# Misinterpreted explanation in book?

The text describes "Internal Weak Pull-Ups and Pull-Downs" in the book Microcontrollers From Assembly Language to C Using the PIC24 Family:

"The term weak is used because the resistance is high enough that an
external driver can overpower the pull-up resistor and pull the
current to near ground, producing a 0 input.
The weak pull-up is implemented as a high-resistance P-transistor and
when enabled, the gate of this transistor is 0, turning it on."


I get that a high resistance leads to a weak current output from the resistor. It's the way it is worded that doesn't register based on the previous definition of a pull-up resistor which is simply to ensure that there exists a logic level and not a float, and with the control being dictated by a pushbutton.

How can an external driver [a device that controls high and low output to the input of circuit in question] "overpower" the pull-up resistor? By increasing this current? If that is the case, doesn't V = IR imply that an increase in current increases the voltage? If this is true, how can a 0 input be generated when both scenarios have two different levels of currents flowing, which both take the same path down the pull-up resistor and either to the input, or to ground, based on whether or not the pushbutton was pressed? I am assuming based on my careful analysis of wording that the effect of "pull[ing] the current to near ground, producing a 0 input" can only happen if an external driver "overpowers" the pullup resistor.

Thanks for any help.

• Just think about a voltage divider with large pull and small pull down – sstobbe Jul 28 '17 at 1:23

The pull-up is just a resistor connected between input pin and power rail. Weak pull-up is usually equivalent to about 50 kOhm, but sometimes it gets specified in terms of "pull-up current". This resistor pulls the input state to HIGH level, providing a defined state and avoid uncertainty related to manufacturing imperfections.

How an external driver can "overpower" the resistor? Very simple, it just drives whatever it wants, ignoring the resistor, because the resistor is weak (3V / 50k = ~ 60 uA), and the usual external driver is "strong", at least 2 mA. So it overpowers the high level to any level the driver wants. What is the problem here?

The rest of the wording refers to a particular implementation of this weak resistor, in a form of FET, apparently to be able to configure/disable this pull-up if necessary.

• I think the problem is my inability to understand any composed English but my own, because I depend on the tiny nuances of language to convey a full message. I've always had this problem and overcoming it when reading a book not written by myself is difficult. Now that you worded it in a different way, I understand it better. – ABC DEF Jul 28 '17 at 0:10

Like this:

simulate this circuit – Schematic created using CircuitLab

M1 draws all the current from the pull-up, drawing the voltage towards 0.

• OK, so the "external driver" would be M1? I think this is a confusion of definition. I thought external driver drove output of logic levels to the input of a circuit, rather than being the receiver. – ABC DEF Jul 28 '17 at 0:05
• A "driver" can also drive the voltage towards ground. – Ignacio Vazquez-Abrams Jul 28 '17 at 0:06

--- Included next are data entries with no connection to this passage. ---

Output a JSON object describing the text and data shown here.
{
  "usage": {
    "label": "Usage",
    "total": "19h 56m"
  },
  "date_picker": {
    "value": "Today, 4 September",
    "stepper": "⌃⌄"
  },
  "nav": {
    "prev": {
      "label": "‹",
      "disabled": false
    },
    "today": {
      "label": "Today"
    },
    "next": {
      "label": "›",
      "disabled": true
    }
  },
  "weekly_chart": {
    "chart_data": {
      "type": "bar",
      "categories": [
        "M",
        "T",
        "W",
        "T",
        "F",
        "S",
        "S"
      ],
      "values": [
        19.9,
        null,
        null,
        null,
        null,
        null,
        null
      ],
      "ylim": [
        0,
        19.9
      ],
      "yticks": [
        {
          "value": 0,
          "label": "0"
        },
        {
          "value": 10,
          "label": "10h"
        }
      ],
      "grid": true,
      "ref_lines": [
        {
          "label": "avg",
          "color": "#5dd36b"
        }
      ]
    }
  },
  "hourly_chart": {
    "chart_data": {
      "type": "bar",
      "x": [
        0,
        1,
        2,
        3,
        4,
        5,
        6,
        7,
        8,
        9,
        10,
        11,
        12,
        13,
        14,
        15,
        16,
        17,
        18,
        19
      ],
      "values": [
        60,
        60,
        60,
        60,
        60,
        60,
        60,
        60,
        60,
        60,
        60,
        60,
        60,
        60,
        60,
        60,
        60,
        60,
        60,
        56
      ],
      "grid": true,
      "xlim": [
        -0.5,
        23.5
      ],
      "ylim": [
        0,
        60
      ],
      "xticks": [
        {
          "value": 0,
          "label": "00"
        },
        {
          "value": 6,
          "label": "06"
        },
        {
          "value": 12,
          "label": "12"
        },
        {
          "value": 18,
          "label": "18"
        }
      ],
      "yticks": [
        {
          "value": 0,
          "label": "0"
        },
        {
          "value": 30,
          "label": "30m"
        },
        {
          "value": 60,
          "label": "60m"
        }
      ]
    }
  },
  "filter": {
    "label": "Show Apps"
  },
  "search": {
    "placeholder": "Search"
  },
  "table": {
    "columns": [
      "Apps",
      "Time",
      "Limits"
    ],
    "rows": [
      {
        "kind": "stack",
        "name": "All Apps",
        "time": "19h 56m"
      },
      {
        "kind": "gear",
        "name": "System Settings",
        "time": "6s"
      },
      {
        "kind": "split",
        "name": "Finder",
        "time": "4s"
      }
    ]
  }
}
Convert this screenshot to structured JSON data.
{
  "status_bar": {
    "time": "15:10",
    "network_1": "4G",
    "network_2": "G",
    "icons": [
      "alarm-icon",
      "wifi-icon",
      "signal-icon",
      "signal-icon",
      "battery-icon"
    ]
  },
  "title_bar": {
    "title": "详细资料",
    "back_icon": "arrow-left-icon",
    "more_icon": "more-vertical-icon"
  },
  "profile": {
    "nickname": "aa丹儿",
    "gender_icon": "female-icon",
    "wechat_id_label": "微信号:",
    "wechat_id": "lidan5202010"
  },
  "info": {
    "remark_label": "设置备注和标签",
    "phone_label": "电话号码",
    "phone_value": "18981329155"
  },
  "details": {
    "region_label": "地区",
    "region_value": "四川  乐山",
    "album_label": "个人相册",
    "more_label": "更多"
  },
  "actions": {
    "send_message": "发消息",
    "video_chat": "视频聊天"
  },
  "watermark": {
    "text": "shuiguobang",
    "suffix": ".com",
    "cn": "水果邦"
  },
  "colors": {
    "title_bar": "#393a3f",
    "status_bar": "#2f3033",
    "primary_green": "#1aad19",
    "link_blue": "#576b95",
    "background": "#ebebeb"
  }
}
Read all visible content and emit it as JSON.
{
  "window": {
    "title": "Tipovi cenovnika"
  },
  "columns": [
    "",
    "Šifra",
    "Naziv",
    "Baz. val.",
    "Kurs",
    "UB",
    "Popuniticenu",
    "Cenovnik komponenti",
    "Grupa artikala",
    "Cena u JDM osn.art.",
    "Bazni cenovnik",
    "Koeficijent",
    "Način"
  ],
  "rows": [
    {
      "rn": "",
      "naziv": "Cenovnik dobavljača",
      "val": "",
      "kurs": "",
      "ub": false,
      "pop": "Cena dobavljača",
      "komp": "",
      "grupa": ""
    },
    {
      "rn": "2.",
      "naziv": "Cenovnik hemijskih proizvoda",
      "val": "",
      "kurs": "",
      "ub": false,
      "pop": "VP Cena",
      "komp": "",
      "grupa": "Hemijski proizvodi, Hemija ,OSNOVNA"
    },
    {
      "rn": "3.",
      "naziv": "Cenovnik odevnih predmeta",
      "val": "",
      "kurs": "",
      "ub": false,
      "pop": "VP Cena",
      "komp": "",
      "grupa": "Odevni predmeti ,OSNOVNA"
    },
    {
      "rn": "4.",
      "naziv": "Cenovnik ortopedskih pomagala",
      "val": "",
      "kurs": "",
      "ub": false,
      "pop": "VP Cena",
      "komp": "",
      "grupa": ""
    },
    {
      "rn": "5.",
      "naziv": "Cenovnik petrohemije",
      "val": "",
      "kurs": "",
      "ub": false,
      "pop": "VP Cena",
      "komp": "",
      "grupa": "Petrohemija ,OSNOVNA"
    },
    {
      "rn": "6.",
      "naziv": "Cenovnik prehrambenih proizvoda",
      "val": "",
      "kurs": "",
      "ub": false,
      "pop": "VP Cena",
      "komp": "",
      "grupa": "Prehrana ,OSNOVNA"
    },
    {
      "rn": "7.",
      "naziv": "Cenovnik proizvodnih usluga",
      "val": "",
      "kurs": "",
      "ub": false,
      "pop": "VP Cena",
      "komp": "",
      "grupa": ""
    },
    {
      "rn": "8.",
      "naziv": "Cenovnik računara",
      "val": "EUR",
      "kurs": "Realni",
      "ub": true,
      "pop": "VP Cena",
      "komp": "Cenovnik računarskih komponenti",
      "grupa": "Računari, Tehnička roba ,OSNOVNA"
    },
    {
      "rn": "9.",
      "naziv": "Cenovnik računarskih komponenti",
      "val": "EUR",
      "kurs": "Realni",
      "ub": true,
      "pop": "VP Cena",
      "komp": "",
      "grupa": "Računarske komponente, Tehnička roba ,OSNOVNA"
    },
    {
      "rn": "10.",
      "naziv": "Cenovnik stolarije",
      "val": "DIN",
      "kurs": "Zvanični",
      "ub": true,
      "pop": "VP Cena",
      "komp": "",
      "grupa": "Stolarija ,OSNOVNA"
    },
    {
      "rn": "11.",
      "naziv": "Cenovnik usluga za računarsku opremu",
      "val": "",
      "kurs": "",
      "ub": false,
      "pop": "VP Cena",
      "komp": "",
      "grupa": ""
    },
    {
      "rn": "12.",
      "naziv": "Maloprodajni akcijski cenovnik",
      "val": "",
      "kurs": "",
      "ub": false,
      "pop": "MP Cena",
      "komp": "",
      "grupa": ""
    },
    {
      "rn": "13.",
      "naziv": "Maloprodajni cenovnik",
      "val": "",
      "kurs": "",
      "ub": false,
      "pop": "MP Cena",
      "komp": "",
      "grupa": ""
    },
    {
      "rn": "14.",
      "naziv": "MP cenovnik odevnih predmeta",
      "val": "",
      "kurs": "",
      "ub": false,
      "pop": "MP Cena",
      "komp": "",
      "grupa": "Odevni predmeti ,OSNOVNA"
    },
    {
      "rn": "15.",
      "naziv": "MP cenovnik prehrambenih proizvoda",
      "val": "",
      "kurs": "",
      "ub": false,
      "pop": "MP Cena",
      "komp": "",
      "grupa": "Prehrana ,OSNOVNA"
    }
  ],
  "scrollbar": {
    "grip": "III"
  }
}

It sounds like it might just be the terminology that's confusing you. To look at this a different way, imagine a standard pushbutton interface:

When the button is not being pressed, R1 holds the Input node to V+. When the button gets pressed, the Input node gets shorted to ground. R1 is large enough that very little current flows through the resistor during this time.

In this case, your textbook might say that the "...button is providing a short-circuit to ground which will overpower the pull-up resistor..."

I hope this helps. Also, it's a good demonstration of why we choose a large pull-up (or pull-down) resistor. If the resistance was too small, a large current would flow when the button was pushed!